Q: How do you entice/pitch to sponsors/product placements for your film?

August 10, 2011 by cindy  
Filed under Mail Bag

Q: How do you entice/pitch to sponsors/product placements for your film?

Andy G., – Philadelphia PA

You ask.

I know, I know, you’re saying “Jenna, don’t be an ass, I’m being serious here.”  But, the truth of the matter is that most people never even get to this part.  They psych themselves out.  So, the most important thing anyone making a film can remember is that it never hurts to ask.  Now that we’ve gotten that out of the way…the things you need to know before you ask.  You need to know their product, you need to know their audience and you need to know what you are going to do with the product as well as what your project brings to their table.  If you are making a film about sex-crazed college kids, you probably don’t want to approach Johnson and Johnson given that their entire ad campaign and company revolves around family.  Be intelligent and most importantly, approach the situation with the attitude of, “how can we benefit you?”  They’ll appreciate you thinking of their benefit and you’ll appreciate it when they let you use their product.  One last thing to remember… ask BEFORE you shoot.  If you put the product in the movie and then you go to them and ask permission, they know that they’ve got you up against a wall.  They can demand all sorts of things and you will then have to give them what they want or cut around/blur the product in every frame you’ve used it in the movie and that can get very expensive.

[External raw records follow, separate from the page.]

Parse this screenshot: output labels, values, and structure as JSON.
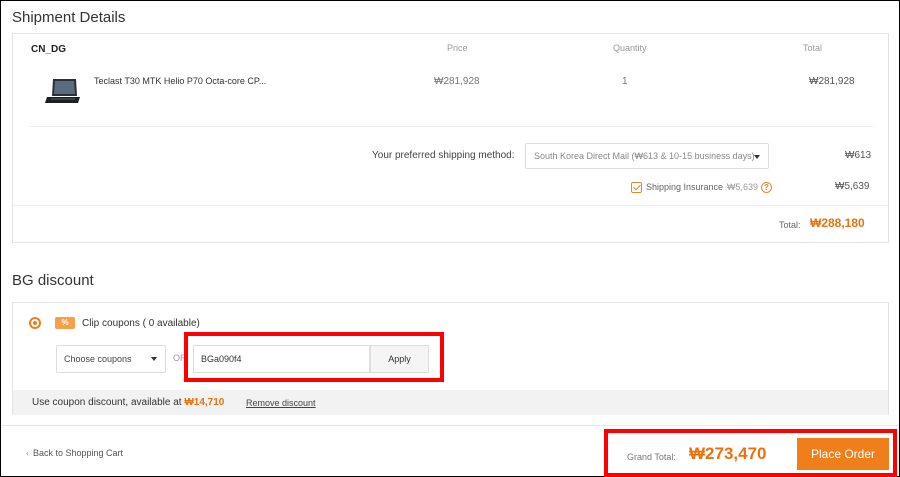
{
  "shipment": {
    "title": "Shipment Details",
    "warehouse": "CN_DG",
    "columns": {
      "price": "Price",
      "quantity": "Quantity",
      "total": "Total"
    },
    "item": {
      "name": "Teclast T30 MTK Helio P70 Octa-core CP...",
      "price": "₩281,928",
      "quantity": "1",
      "total": "₩281,928"
    },
    "shipping_label": "Your preferred shipping method:",
    "shipping_method": "South Korea Direct Mail (₩613 & 10-15 business days)",
    "shipping_cost": "₩613",
    "insurance_label": "Shipping Insurance",
    "insurance_price": "₩5,639",
    "insurance_total": "₩5,639",
    "help_glyph": "?",
    "total_label": "Total:",
    "total_value": "₩288,180"
  },
  "discount": {
    "title": "BG discount",
    "badge": "%",
    "clip_label": "Clip coupons ( 0 available)",
    "choose_label": "Choose coupons",
    "or_label": "OR",
    "coupon_code": "BGa090f4",
    "apply_label": "Apply",
    "use_text": "Use coupon discount, available at",
    "available_amount": "₩14,710",
    "remove_label": "Remove discount"
  },
  "footer": {
    "back_label": "Back to Shopping Cart",
    "grand_total_label": "Grand Total:",
    "grand_total_value": "₩273,470",
    "place_order_label": "Place Order"
  },
  "colors": {
    "accent": "#f07f1b",
    "highlight": "#ff0000"
  }
}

Have you noticed a trend in filmmakers making a trailer…?

August 7, 2011 by cindy  
Filed under Mail Bag

Q: Have you noticed a trend in filmmakers making a trailer for their film as a tool to raise money?

Paul C., Minnesota (via the Film Method mail bag)

Go Minnesota!  (OK, now that I’ve gotten that out of the way)

I’m not sure “trend” is the right word, but yes, I have met many filmmakers who find this a viable option for raising money.  With technology being so much more readily available, making trailers or promo videos for a specific project is a great way to show your vision to your investors.  Before this technology boom, people made short films as “calling cards” to show investors and consumers what they were capable of doing.  Now, if you don’t have a short film of the same genre that you’ve already shot or there is something visually specific you want to get across to your investors, shooting a promo video or a trailer is a great way to make sure the investor understands what you can do as well as the specific look and feel of the project you are raising money for.  As I’ve stated above, raising money is one (if not thee) most challenging parts of making a film and if you can stack the deck in your favor and make it so that your project stands out, then by all means go for it!

Soonami Productions